How many English accents are there? British and American, everyone knows. Do you know any other English accents?
You might think of Australian, New Zealand..
Yet, even though Britain is such a small island, there are many varieties of English here, as you may have noticed!
Even within one small part of the UK, there can be completely different English accents. For example, Liverpool and Manchester are only 50 km apart, but sound very different to even a casual listener. Other accents show gentler shading into each other, but are still quite distinctive relatively quickly.

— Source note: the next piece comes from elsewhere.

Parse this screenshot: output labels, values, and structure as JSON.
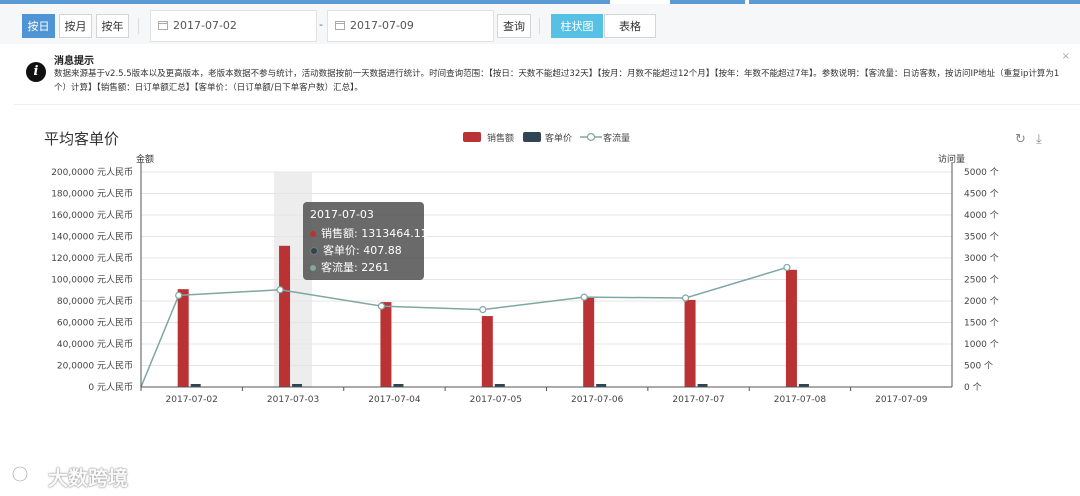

There are too many British accents to list, and if I tried to, it would offend some British people who felt that an accent they especially loved had been left off the list, or that I had included one area with another, when there is local rivalry. The following link gives a quick overview of a few accents, and celebrities who speak with them, to show you some of the variety involved. Youtube- 17 British accents
Even in the comments section, you will notice how many British people mock her accents, but I don’t think they are so bad!
How can learners of English deal with all this variety?
There are a few pointers you can take-
The London accent, which is probably the one you will encounter most often, is quite distinctive. Traditionally, Londoners will-
• Drop the letter “H” at the beginning of words- they don’t say “hat”, but “at”.
• Drop the letter “T” at the end, and sometimes in the middle, of words- they don’t say “get out of my pub”, but “ge’ ou’ o’ my pub!”, and may say “bu’er” instead of “butter”
• “Th” can become “f”, so the word “think” may be pronounced “fink”.
Really broad London accents will have other features, but these three features are fairly common even in the accents of educated people.
The other broad collection of accents that may be useful to know some features of are northern ones. There is enormous variety here, but a few features in common. Two of these are-
• Short “a” sound in many words- Northerners often say “bath”, Southerners “ba:th”. The sound of the “a” in “ham” is used by northerners in “grass”, “glass”, or “pass.”
• “U” is pronounced as in “book”- rarely ever as in “but”. Even “up” will become something like “uup”.
However difficult an accent may seem, spend enough time in the area, speaking to those who use it, and you will pick it up.